Apartheid has a lot to answer for in terms of education in South Africa

He continued: “I give a simple example to my students – if you were in the UK or the US and you’re a really good artisanal baker, you will be able to find a market, establish a business, you’ll get a decent revenue stream and you’ll do well. In South Africa it’s impossible, because the barriers to entry are really high. You try and do that and the large retailers lock you out very quickly. And that’s true across most areas.”

This is another remnant of apartheid rule that continues to reverberate throughout the economy. During that period, the South African economy was cut off from the rest of the world – a situation instigated by the ruling regime and cemented by economic sanctions. Shielded from international competition, with incentives given for the favoured few, certain companies were able to grow and expand, becoming giant conglomerates in an oligopolistic market structure.

This path sees business giants maintain first-mover advantage, thereby preventing SMEs from gaining a piece of the pie. Aside from the somewhat impossible competition, institutional inefficiencies that are exacerbated by labour regulations further dissuade foreign and domestic investors.

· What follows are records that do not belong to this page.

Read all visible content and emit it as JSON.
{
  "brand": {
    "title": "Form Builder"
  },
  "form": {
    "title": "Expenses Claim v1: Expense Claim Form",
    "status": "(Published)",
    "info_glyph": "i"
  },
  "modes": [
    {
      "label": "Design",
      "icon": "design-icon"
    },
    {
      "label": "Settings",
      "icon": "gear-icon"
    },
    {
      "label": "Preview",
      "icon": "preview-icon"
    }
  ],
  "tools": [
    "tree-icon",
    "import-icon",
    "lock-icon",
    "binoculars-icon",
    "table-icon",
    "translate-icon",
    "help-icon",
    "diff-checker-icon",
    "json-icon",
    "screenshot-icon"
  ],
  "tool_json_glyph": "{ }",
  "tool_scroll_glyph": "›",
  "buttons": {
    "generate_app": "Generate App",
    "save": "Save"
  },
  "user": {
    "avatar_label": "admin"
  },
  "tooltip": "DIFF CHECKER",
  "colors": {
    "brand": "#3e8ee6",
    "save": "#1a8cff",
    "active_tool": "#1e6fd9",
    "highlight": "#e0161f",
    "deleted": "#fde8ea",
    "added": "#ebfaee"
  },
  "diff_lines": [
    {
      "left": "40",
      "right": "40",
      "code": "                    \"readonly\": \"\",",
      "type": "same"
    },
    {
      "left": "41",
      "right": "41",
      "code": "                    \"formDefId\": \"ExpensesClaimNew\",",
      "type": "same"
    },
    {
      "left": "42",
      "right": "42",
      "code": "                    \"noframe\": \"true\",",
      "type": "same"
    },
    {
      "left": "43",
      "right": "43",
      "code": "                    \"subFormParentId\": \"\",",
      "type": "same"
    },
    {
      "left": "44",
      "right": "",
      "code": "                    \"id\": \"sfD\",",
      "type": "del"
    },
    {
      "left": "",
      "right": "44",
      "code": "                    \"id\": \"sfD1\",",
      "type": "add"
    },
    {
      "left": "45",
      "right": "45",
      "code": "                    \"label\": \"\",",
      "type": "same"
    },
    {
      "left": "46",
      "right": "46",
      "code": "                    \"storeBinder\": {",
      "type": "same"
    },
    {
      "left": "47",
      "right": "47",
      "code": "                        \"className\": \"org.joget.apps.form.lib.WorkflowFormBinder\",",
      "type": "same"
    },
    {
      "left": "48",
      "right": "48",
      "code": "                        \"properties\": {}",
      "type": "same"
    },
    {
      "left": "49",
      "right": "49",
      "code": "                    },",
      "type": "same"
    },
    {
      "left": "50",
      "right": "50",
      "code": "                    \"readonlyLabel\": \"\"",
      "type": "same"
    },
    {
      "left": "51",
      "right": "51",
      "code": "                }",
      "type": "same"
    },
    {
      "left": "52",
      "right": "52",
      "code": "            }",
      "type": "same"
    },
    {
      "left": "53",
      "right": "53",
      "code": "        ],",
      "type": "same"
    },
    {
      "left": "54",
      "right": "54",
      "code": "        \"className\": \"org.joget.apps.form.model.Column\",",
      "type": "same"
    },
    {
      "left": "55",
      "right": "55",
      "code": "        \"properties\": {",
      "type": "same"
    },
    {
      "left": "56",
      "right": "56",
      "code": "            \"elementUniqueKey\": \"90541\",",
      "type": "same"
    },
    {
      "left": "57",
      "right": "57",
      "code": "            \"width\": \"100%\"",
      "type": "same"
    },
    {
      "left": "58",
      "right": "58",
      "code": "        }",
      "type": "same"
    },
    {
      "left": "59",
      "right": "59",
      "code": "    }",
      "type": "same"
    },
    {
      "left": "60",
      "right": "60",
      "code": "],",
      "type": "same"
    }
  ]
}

A new hope
South Africa has a long way to go, with numerous obstacles to overcome. But for the first time in a long time, there is hope – hope in a new president who has already begun dealing with the mess left behind by his predecessor.

“The president’s doing a good job,” Bhorat said. “He’s slowly changing the cabinet and he’s reorientating SOEs to get rid of corruption – I think in the short run, those are the challenges, but I think we’re on the right mark.”

Liberating SOEs from the clutches of corruption will see funds move back to the areas in which they were initially intended. Competitiveness in South Africa can be given the chance to improve once more. But within this space, it is vital to give enterprising individuals the chance of market entry – enabling them to compete freely will have untold consequences on the economy.

In parallel, issues within the labour market and the education system must be addressed, corruption must be squashed, and teaching standards must be improved. Given that these could well be the underlying reasons behind South Africa’s incredible levels of inequality – and, subsequently, crime – the ripple effects of doing so could positively spread to every corner of this diverse country. South Africa’s past has been brutal and its present remains difficult, but there is still a chance to see the fair and fruitful future promised to the rainbow nation when apartheid ended in 1994.